The current version of MicroPython for the Pi Pico does not allow the hardware timers to be used separately . Instead, it is possible to create an almost unlimited number of “software” timers, all of which rely on a single hardware timer.
Minimal script skeleton
This simple Python script shows how to use the Pico timer. It can call
interruption_handler() at the end of each period set on the timer.
from machine import Timer def interruption_handler(timer): ... if __name__ == "__main__": soft_timer = Timer(mode=Timer.PERIODIC, period=1000, callback=interruption_handler)
In our example, the period of the timer is set to 1000ms or 1 second. To use a timer, you must set it up at its initialization with the function

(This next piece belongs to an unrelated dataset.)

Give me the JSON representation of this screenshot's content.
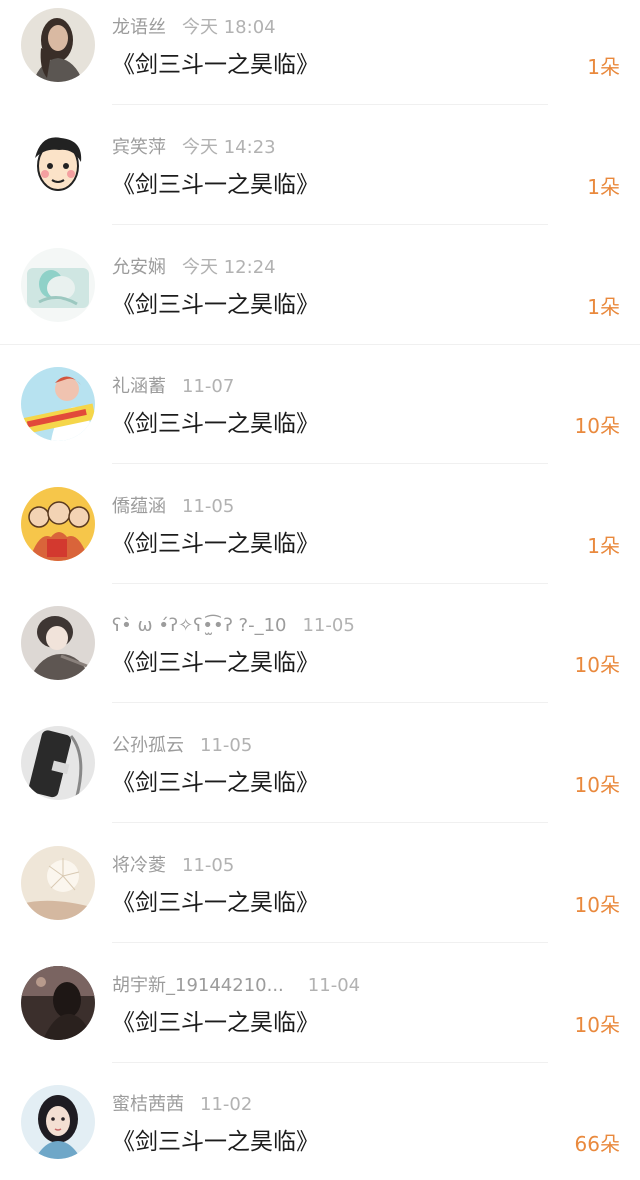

timer_0.init(mode=, period=, callback=) which contains the following arguments:
Timer.PERIODICmode triggers an interrupt every time the timer period is reached, while the t``imer.ONE_SHOT`` mode starts only once.
The desired timer period in milliseconds
The interrupt routine (the function) that will be invoked via the interrupt triggered by the timer, here
As the timer is “software,” it is not necessary to specify the number of the hardware timer to be used, as is the case with ESP32 boards.
Using MicroPython, the shortest timer period is one millisecond, while this can be reduced to one microsecond when writing code for Arduino. However, the speed of timer functions is limited to keep MicroPython responsive.
Example: Blink script with timer only
This script makes Pico’s built-in blue LED flash every second without using loops. This allows other functions to be written without the LED flashing.
from machine import Timer, Pin pin_led = Pin(25, mode=Pin.OUT) def interruption_handler(timer): pin_led.value(not pin_led.value()) if __name__ == "__main__": soft_timer = Timer(mode=Timer.PERIODIC, period=1000, callback=interruption_handler)
To reverse the state of the LED, I use a simple trick. We can get the current state of the LED with
pin_led.value() , which will return either 0 or 1. Then we invert the value using the
not operator. Finally, we update the new value with the same function,
Example: Incrementing a variable
This Python script has a variable that increases by one unit each time the
timer is interrupted. In the main loop, when this variable is 10, a task is performed that may take several seconds to complete.
from machine import Timer, Pin timer_count = 0 # global variable def interruption_handler(pin): global timer_count timer_count += 1 if __name__ == "__main__": timer_count_old = 0 soft_timer = Timer(mode=Timer.PERIODIC, period=100, callback=interruption_handler) while True: if timer_count > 10: timer_count = 0 print("10x") # heavy task here